What to work on: Once more, print the records exactly as given.

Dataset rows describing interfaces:
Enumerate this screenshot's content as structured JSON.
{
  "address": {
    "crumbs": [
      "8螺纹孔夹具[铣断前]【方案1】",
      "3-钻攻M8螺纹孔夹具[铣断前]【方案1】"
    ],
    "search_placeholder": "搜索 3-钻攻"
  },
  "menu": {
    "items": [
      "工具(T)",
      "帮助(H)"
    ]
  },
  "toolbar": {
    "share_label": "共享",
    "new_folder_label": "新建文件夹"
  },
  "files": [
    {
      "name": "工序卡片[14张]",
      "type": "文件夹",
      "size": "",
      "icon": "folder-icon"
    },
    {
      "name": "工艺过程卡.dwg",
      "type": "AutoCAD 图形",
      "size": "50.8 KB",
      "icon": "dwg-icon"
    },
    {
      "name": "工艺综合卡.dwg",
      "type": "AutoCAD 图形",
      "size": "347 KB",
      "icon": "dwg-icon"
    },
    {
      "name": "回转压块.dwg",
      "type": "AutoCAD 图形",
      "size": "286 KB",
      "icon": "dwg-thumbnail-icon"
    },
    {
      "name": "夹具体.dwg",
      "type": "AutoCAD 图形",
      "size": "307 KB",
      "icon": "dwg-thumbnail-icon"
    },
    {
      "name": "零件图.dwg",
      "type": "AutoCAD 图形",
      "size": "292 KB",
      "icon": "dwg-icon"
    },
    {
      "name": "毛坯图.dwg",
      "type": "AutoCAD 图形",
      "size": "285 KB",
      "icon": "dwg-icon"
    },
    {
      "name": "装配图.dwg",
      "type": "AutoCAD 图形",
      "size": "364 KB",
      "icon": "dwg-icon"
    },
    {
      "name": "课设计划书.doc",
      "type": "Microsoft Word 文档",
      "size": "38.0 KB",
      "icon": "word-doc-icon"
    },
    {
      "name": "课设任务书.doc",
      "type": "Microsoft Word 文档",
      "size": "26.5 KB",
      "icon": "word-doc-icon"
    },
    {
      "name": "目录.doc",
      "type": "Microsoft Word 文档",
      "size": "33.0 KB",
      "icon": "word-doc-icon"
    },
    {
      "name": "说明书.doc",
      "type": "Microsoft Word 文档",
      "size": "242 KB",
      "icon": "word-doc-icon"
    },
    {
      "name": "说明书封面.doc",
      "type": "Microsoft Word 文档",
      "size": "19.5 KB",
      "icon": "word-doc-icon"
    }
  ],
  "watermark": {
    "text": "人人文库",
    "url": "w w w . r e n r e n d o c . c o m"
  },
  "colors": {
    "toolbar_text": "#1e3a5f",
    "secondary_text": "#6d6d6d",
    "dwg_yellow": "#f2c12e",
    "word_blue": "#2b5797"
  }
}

Your response:
Enumerate this screenshot's content as structured JSON.
{
  "address": {
    "crumbs": [
      "8螺纹孔夹具[铣断前]【方案1】",
      "3-钻攻M8螺纹孔夹具[铣断前]【方案1】"
    ],
    "search_placeholder": "搜索 3-钻攻"
  },
  "menu": {
    "items": [
      "工具(T)",
      "帮助(H)"
    ]
  },
  "toolbar": {
    "share_label": "共享",
    "new_folder_label": "新建文件夹"
  },
  "files": [
    {
      "name": "工序卡片[14张]",
      "type": "文件夹",
      "size": "",
      "icon": "folder-icon"
    },
    {
      "name": "工艺过程卡.dwg",
      "type": "AutoCAD 图形",
      "size": "50.8 KB",
      "icon": "dwg-icon"
    },
    {
      "name": "工艺综合卡.dwg",
      "type": "AutoCAD 图形",
      "size": "347 KB",
      "icon": "dwg-icon"
    },
    {
      "name": "回转压块.dwg",
      "type": "AutoCAD 图形",
      "size": "286 KB",
      "icon": "dwg-thumbnail-icon"
    },
    {
      "name": "夹具体.dwg",
      "type": "AutoCAD 图形",
      "size": "307 KB",
      "icon": "dwg-thumbnail-icon"
    },
    {
      "name": "零件图.dwg",
      "type": "AutoCAD 图形",
      "size": "292 KB",
      "icon": "dwg-icon"
    },
    {
      "name": "毛坯图.dwg",
      "type": "AutoCAD 图形",
      "size": "285 KB",
      "icon": "dwg-icon"
    },
    {
      "name": "装配图.dwg",
      "type": "AutoCAD 图形",
      "size": "364 KB",
      "icon": "dwg-icon"
    },
    {
      "name": "课设计划书.doc",
      "type": "Microsoft Word 文档",
      "size": "38.0 KB",
      "icon": "word-doc-icon"
    },
    {
      "name": "课设任务书.doc",
      "type": "Microsoft Word 文档",
      "size": "26.5 KB",
      "icon": "word-doc-icon"
    },
    {
      "name": "目录.doc",
      "type": "Microsoft Word 文档",
      "size": "33.0 KB",
      "icon": "word-doc-icon"
    },
    {
      "name": "说明书.doc",
      "type": "Microsoft Word 文档",
      "size": "242 KB",
      "icon": "word-doc-icon"
    },
    {
      "name": "说明书封面.doc",
      "type": "Microsoft Word 文档",
      "size": "19.5 KB",
      "icon": "word-doc-icon"
    }
  ],
  "watermark": {
    "text": "人人文库",
    "url": "w w w . r e n r e n d o c . c o m"
  },
  "colors": {
    "toolbar_text": "#1e3a5f",
    "secondary_text": "#6d6d6d",
    "dwg_yellow": "#f2c12e",
    "word_blue": "#2b5797"
  }
}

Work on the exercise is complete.